Component data from apps and pages
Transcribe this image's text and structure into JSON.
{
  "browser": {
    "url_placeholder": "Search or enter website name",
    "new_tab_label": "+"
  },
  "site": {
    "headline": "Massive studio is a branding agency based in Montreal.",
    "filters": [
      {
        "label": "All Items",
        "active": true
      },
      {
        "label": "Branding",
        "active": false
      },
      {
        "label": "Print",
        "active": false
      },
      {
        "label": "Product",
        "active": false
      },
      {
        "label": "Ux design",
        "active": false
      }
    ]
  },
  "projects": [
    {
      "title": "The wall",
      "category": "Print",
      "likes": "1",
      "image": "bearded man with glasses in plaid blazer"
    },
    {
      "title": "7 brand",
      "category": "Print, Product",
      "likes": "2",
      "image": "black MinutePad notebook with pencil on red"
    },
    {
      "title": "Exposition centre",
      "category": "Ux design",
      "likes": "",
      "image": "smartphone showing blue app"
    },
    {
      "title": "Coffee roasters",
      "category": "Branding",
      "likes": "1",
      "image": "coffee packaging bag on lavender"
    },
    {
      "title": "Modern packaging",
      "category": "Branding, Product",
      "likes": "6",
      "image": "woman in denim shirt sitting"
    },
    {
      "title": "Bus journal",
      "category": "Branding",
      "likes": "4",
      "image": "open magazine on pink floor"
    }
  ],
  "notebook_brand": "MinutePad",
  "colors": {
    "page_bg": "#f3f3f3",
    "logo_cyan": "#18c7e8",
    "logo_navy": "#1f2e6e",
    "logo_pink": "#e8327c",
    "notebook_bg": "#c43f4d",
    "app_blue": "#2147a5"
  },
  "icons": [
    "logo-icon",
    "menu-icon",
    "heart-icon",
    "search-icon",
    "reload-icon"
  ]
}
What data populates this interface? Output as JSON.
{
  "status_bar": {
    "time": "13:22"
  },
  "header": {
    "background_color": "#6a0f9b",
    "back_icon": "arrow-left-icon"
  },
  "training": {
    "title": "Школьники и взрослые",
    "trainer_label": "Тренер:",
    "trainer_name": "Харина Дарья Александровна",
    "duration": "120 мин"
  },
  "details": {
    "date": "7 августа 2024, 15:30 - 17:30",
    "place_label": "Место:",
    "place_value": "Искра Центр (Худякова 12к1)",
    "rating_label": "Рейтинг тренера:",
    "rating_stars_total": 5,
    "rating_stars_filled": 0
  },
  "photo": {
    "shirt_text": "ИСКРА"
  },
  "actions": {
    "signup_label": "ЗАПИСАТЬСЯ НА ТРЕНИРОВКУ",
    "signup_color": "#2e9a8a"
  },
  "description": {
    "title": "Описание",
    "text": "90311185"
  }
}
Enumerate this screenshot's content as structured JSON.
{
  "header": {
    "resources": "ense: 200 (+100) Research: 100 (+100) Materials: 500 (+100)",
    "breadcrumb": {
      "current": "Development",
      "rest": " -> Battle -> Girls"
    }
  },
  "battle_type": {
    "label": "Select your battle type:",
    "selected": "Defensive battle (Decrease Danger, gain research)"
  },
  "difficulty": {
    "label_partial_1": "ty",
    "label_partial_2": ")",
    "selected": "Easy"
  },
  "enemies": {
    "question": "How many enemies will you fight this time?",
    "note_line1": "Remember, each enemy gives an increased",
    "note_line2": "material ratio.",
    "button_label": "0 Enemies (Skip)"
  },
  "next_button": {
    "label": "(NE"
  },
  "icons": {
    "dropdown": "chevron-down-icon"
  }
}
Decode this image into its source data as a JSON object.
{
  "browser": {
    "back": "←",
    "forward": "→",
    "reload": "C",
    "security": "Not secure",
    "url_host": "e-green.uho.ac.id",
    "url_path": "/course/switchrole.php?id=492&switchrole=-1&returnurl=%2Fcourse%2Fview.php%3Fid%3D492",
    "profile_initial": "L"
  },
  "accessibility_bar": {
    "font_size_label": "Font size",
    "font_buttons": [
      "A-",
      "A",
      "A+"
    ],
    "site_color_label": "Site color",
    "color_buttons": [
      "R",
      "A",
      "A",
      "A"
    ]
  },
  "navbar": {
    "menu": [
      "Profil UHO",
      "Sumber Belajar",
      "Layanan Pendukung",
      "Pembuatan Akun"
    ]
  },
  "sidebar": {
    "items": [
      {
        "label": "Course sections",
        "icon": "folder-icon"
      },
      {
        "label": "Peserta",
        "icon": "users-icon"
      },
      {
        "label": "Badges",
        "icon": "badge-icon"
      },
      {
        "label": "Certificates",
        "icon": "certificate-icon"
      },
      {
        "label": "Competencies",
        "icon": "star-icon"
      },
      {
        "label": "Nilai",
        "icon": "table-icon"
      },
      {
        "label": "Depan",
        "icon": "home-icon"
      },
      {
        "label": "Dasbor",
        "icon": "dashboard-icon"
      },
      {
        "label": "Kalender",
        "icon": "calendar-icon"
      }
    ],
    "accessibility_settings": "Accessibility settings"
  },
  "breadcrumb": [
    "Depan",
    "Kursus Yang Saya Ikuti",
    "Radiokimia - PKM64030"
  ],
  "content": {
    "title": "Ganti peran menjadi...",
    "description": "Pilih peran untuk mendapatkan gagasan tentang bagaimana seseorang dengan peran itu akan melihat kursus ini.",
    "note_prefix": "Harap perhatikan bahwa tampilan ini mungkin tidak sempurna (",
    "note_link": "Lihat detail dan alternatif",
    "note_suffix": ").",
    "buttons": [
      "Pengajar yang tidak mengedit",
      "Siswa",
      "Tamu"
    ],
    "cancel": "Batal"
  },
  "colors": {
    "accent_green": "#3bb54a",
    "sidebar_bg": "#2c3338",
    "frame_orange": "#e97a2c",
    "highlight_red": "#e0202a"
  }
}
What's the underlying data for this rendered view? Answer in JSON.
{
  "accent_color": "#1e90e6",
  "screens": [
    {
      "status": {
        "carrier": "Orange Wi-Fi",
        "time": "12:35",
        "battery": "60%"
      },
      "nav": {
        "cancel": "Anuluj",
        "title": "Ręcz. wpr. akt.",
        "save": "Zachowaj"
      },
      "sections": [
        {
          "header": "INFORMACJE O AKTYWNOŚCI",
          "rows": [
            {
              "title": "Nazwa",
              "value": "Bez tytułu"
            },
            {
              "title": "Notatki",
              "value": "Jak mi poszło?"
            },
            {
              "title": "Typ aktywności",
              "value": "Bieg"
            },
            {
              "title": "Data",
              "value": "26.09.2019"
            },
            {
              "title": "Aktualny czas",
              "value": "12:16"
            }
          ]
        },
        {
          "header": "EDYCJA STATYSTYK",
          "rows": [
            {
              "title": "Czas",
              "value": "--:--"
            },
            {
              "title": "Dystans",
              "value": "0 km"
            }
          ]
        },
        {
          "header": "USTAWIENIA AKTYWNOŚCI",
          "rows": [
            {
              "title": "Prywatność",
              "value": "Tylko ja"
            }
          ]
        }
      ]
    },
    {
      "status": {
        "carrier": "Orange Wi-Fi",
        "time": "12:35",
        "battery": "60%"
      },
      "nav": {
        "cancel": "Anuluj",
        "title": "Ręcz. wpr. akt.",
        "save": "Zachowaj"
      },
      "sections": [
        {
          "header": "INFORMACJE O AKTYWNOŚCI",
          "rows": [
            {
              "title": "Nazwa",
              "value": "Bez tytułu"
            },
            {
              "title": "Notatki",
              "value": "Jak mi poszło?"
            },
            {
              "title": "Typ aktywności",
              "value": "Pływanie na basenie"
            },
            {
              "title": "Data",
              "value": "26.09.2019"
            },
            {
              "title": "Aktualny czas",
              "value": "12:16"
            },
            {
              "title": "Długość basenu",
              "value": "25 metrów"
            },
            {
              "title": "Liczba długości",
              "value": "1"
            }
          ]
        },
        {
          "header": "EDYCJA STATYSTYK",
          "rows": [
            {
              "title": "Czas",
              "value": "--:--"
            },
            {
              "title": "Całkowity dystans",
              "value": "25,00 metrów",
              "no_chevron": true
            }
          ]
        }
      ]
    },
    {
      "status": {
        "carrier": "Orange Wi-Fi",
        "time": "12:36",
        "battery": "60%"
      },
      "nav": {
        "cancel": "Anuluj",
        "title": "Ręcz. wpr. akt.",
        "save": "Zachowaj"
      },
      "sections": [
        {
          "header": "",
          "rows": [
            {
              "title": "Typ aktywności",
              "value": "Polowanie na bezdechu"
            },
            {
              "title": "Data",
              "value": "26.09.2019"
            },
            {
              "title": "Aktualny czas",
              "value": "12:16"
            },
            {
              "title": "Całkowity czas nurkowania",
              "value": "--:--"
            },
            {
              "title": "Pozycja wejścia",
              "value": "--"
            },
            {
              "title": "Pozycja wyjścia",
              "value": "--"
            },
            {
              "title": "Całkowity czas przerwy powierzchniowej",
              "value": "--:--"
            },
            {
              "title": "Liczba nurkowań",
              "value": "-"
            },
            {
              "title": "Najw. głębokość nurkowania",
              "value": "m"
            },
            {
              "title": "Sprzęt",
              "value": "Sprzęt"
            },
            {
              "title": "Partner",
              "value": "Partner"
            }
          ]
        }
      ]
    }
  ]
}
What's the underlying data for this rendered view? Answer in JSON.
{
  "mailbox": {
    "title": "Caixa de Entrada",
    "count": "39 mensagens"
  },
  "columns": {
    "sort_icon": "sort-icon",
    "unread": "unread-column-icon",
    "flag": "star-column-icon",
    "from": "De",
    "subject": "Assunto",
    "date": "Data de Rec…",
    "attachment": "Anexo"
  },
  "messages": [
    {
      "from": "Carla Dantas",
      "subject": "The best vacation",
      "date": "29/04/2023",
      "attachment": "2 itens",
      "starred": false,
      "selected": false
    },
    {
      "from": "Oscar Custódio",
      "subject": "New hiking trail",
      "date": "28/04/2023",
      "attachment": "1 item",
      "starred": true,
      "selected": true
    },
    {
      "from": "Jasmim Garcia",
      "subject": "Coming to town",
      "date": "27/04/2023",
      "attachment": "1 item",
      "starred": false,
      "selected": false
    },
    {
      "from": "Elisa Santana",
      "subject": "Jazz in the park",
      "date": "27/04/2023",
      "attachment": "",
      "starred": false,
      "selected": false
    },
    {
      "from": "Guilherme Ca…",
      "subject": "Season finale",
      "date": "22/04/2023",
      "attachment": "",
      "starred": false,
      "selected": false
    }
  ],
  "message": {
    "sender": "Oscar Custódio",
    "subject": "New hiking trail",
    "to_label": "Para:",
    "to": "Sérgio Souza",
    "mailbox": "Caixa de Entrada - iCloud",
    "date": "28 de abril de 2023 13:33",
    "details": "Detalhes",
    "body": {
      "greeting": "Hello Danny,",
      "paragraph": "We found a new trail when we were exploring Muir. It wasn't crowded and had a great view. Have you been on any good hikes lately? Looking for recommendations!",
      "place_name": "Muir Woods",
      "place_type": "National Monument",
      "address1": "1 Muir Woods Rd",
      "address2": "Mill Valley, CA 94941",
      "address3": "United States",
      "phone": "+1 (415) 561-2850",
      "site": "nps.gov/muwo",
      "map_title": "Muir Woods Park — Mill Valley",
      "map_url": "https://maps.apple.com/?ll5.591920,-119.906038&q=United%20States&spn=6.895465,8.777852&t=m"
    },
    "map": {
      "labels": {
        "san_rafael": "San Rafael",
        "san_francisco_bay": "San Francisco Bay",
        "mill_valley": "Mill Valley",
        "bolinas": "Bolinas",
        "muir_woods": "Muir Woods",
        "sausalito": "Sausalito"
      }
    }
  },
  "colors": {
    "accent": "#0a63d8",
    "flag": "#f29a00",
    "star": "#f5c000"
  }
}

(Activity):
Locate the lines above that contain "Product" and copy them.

(Result for this exercise):
        "label": "Product",
      "category": "Print, Product",
      "category": "Branding, Product",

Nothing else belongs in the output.